In “Garden Catalog,” three characters, the poet, the poet’s wife and their cat, populate a scene of domestic tranquility. Pyle writes: “Washing dishes, I look up / and there you are—turning / gray earth to brown / as you ready the garden for spring…. The cat watches the stony drive / as if he expects someone to come.” As the book’s opening poem, “Garden Catalog” suggests that this moment, when his wife is working in the garden and he is working in the house, her hands in black soil, his in sudsy water, life has a balance and a resilience that brings the rest of the world into focus.

More comically, in “Rare Worm Doesn’t Spit or Smell Sweet,” Pyle riffs off a news item in USA Today about the “rediscovery” of a rare worm: “Old lore says the Palouse Giant / Earthworm smells like lilies.” The poem concludes with the amusing thought that the Palouse Giant might be a bit chagrined to find that its reality does not match its lore.

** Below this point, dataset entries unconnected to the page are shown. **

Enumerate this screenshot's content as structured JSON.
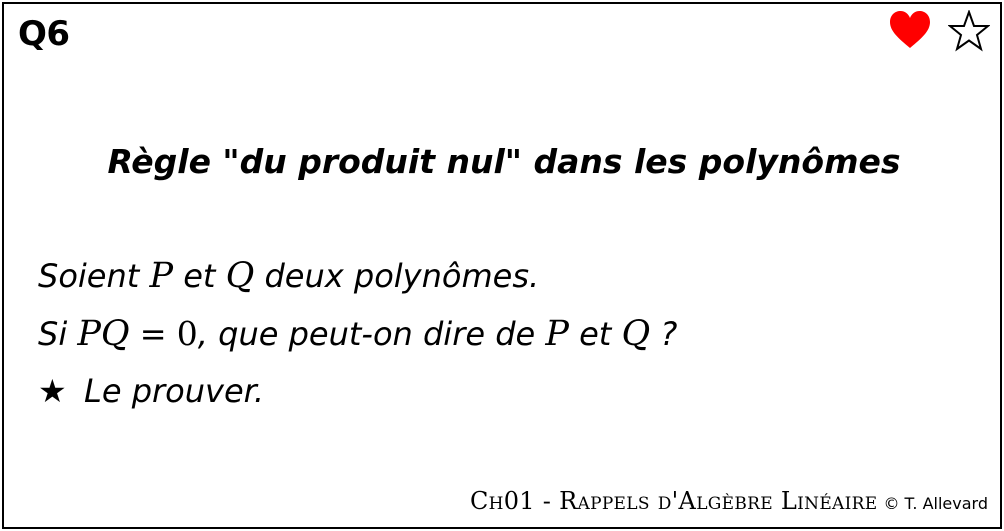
{
  "card": {
    "number": "Q6",
    "icons": {
      "heart": "heart-icon",
      "star": "star-outline-icon",
      "heart_color": "#ff0000"
    },
    "title": "Règle \"du produit nul\" dans les polynômes",
    "line1": {
      "t1": "Soient ",
      "m1": "P",
      "t2": " et ",
      "m2": "Q",
      "t3": " deux polynômes."
    },
    "line2": {
      "t1": "Si ",
      "m1": "PQ",
      "t2": " = ",
      "m2": "0",
      "t3": ", que peut-on dire de ",
      "m3": "P",
      "t4": " et ",
      "m4": "Q",
      "t5": " ?"
    },
    "line3": {
      "star": "★",
      "text": "Le prouver."
    },
    "footer": {
      "chapter": "Ch01 - Rappels d'Algèbre Linéaire",
      "copyright": "© T. Allevard"
    }
  }
}
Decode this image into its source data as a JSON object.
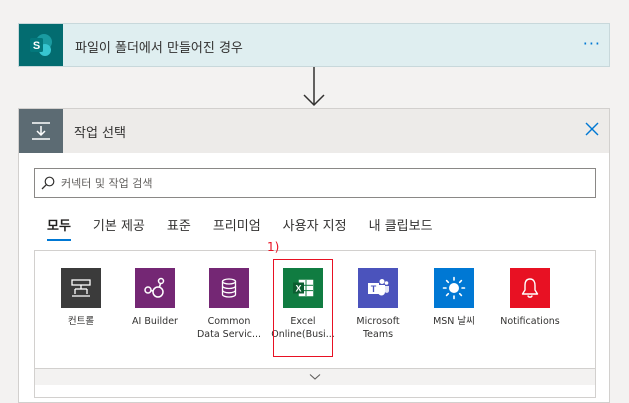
{
  "trigger": {
    "title": "파일이 폴더에서 만들어진 경우",
    "more_label": "···",
    "icon": "sharepoint-icon"
  },
  "action": {
    "title": "작업 선택",
    "icon": "action-icon",
    "search_placeholder": "커넥터 및 작업 검색",
    "tabs": [
      {
        "label": "모두",
        "active": true
      },
      {
        "label": "기본 제공",
        "active": false
      },
      {
        "label": "표준",
        "active": false
      },
      {
        "label": "프리미엄",
        "active": false
      },
      {
        "label": "사용자 지정",
        "active": false
      },
      {
        "label": "내 클립보드",
        "active": false
      }
    ],
    "connectors": [
      {
        "label": "컨트롤",
        "icon": "control-icon",
        "color": "#3b3b3b"
      },
      {
        "label": "AI Builder",
        "icon": "ai-builder-icon",
        "color": "#742774"
      },
      {
        "label": "Common\nData Servic...",
        "icon": "database-icon",
        "color": "#742774"
      },
      {
        "label": "Excel\nOnline(Busi...",
        "icon": "excel-icon",
        "color": "#107c41"
      },
      {
        "label": "Microsoft\nTeams",
        "icon": "teams-icon",
        "color": "#4b53bc"
      },
      {
        "label": "MSN 날씨",
        "icon": "weather-icon",
        "color": "#0078d4"
      },
      {
        "label": "Notifications",
        "icon": "bell-icon",
        "color": "#e81123"
      }
    ],
    "annotation": "1)"
  }
}
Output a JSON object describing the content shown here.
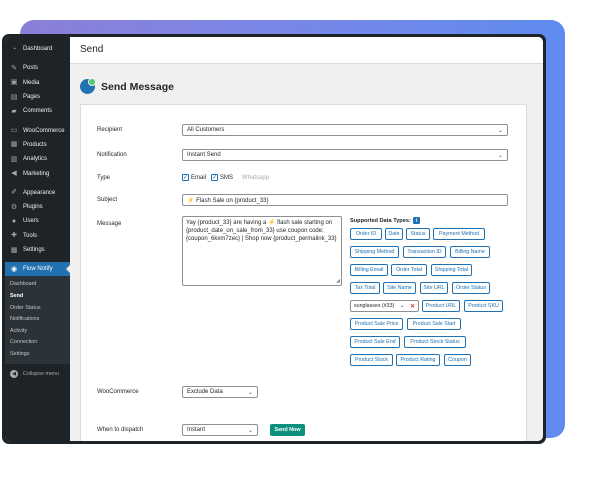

In poems that are paired companion pieces, Pyle writes about banana slugs, those yellow slime trailers of the rainforest, and about Pulaskis, a specialized tool used in fighting forest fires. The banana slug, whose “four tentacles poke like pigtails from its head,” tops a totem pole, while the Pulaski, a tool used in fighting forest fires, appears at the top of a flag pole, “Lashed / to the top by someone who knew / his own true work all right, and knew / its worth as well.”

Robert Michael Pyle’s second book of poems, Chinook and Chanterelle, was recently released by Lost Horse Press.

Diane Warner

Texas Tech University